- Directions
Copy the data that follows, exactly and completely.

- Raw data
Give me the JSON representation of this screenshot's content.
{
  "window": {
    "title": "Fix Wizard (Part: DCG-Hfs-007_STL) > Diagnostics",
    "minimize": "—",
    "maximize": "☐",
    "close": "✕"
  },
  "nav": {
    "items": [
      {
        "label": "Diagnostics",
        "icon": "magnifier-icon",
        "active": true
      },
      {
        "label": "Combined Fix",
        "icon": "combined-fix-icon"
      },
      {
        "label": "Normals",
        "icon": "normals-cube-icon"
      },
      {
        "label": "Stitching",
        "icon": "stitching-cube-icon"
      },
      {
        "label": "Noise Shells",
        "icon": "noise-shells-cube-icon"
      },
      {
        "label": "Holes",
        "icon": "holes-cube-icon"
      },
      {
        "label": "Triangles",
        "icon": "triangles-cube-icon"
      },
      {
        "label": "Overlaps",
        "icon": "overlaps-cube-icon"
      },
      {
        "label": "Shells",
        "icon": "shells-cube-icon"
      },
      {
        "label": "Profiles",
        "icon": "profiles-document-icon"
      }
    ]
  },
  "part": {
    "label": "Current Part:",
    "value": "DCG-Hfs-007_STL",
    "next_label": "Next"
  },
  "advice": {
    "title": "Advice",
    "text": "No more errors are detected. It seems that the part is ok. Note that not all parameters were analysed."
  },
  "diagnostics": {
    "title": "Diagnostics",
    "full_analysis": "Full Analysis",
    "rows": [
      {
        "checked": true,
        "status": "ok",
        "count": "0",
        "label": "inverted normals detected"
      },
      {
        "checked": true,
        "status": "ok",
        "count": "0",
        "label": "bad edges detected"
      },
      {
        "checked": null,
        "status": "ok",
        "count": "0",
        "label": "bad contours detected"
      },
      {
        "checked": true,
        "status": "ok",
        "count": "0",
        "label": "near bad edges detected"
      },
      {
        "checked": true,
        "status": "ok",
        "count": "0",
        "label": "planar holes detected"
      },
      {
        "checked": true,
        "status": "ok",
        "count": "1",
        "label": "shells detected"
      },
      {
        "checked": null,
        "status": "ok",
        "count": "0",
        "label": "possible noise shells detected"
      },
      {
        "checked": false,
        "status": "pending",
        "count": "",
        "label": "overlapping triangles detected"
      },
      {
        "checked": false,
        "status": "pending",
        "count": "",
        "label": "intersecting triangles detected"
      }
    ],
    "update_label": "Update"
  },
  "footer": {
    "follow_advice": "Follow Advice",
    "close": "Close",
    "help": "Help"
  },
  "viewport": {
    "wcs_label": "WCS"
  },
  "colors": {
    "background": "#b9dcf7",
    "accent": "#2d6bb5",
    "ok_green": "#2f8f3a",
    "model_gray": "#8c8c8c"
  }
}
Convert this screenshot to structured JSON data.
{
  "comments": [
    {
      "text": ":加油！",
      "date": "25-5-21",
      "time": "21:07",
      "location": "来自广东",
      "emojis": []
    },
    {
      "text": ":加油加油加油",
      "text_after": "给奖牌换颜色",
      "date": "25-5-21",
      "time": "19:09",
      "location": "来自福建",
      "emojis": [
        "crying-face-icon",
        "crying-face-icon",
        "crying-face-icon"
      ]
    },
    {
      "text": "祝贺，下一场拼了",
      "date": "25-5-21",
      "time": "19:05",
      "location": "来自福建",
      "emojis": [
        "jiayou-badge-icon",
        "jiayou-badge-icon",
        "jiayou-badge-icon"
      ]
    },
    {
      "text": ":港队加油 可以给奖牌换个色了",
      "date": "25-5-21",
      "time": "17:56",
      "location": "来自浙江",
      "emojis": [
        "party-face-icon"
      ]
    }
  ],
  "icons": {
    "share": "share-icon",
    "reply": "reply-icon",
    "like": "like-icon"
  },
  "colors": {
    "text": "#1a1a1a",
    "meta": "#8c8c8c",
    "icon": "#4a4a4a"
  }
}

- Solution for this task
Give me the JSON representation of this screenshot's content.
{
  "window": {
    "title": "Fix Wizard (Part: DCG-Hfs-007_STL) > Diagnostics",
    "minimize": "—",
    "maximize": "☐",
    "close": "✕"
  },
  "nav": {
    "items": [
      {
        "label": "Diagnostics",
        "icon": "magnifier-icon",
        "active": true
      },
      {
        "label": "Combined Fix",
        "icon": "combined-fix-icon"
      },
      {
        "label": "Normals",
        "icon": "normals-cube-icon"
      },
      {
        "label": "Stitching",
        "icon": "stitching-cube-icon"
      },
      {
        "label": "Noise Shells",
        "icon": "noise-shells-cube-icon"
      },
      {
        "label": "Holes",
        "icon": "holes-cube-icon"
      },
      {
        "label": "Triangles",
        "icon": "triangles-cube-icon"
      },
      {
        "label": "Overlaps",
        "icon": "overlaps-cube-icon"
      },
      {
        "label": "Shells",
        "icon": "shells-cube-icon"
      },
      {
        "label": "Profiles",
        "icon": "profiles-document-icon"
      }
    ]
  },
  "part": {
    "label": "Current Part:",
    "value": "DCG-Hfs-007_STL",
    "next_label": "Next"
  },
  "advice": {
    "title": "Advice",
    "text": "No more errors are detected. It seems that the part is ok. Note that not all parameters were analysed."
  },
  "diagnostics": {
    "title": "Diagnostics",
    "full_analysis": "Full Analysis",
    "rows": [
      {
        "checked": true,
        "status": "ok",
        "count": "0",
        "label": "inverted normals detected"
      },
      {
        "checked": true,
        "status": "ok",
        "count": "0",
        "label": "bad edges detected"
      },
      {
        "checked": null,
        "status": "ok",
        "count": "0",
        "label": "bad contours detected"
      },
      {
        "checked": true,
        "status": "ok",
        "count": "0",
        "label": "near bad edges detected"
      },
      {
        "checked": true,
        "status": "ok",
        "count": "0",
        "label": "planar holes detected"
      },
      {
        "checked": true,
        "status": "ok",
        "count": "1",
        "label": "shells detected"
      },
      {
        "checked": null,
        "status": "ok",
        "count": "0",
        "label": "possible noise shells detected"
      },
      {
        "checked": false,
        "status": "pending",
        "count": "",
        "label": "overlapping triangles detected"
      },
      {
        "checked": false,
        "status": "pending",
        "count": "",
        "label": "intersecting triangles detected"
      }
    ],
    "update_label": "Update"
  },
  "footer": {
    "follow_advice": "Follow Advice",
    "close": "Close",
    "help": "Help"
  },
  "viewport": {
    "wcs_label": "WCS"
  },
  "colors": {
    "background": "#b9dcf7",
    "accent": "#2d6bb5",
    "ok_green": "#2f8f3a",
    "model_gray": "#8c8c8c"
  }
}
Convert this screenshot to structured JSON data.
{
  "comments": [
    {
      "text": ":加油！",
      "date": "25-5-21",
      "time": "21:07",
      "location": "来自广东",
      "emojis": []
    },
    {
      "text": ":加油加油加油",
      "text_after": "给奖牌换颜色",
      "date": "25-5-21",
      "time": "19:09",
      "location": "来自福建",
      "emojis": [
        "crying-face-icon",
        "crying-face-icon",
        "crying-face-icon"
      ]
    },
    {
      "text": "祝贺，下一场拼了",
      "date": "25-5-21",
      "time": "19:05",
      "location": "来自福建",
      "emojis": [
        "jiayou-badge-icon",
        "jiayou-badge-icon",
        "jiayou-badge-icon"
      ]
    },
    {
      "text": ":港队加油 可以给奖牌换个色了",
      "date": "25-5-21",
      "time": "17:56",
      "location": "来自浙江",
      "emojis": [
        "party-face-icon"
      ]
    }
  ],
  "icons": {
    "share": "share-icon",
    "reply": "reply-icon",
    "like": "like-icon"
  },
  "colors": {
    "text": "#1a1a1a",
    "meta": "#8c8c8c",
    "icon": "#4a4a4a"
  }
}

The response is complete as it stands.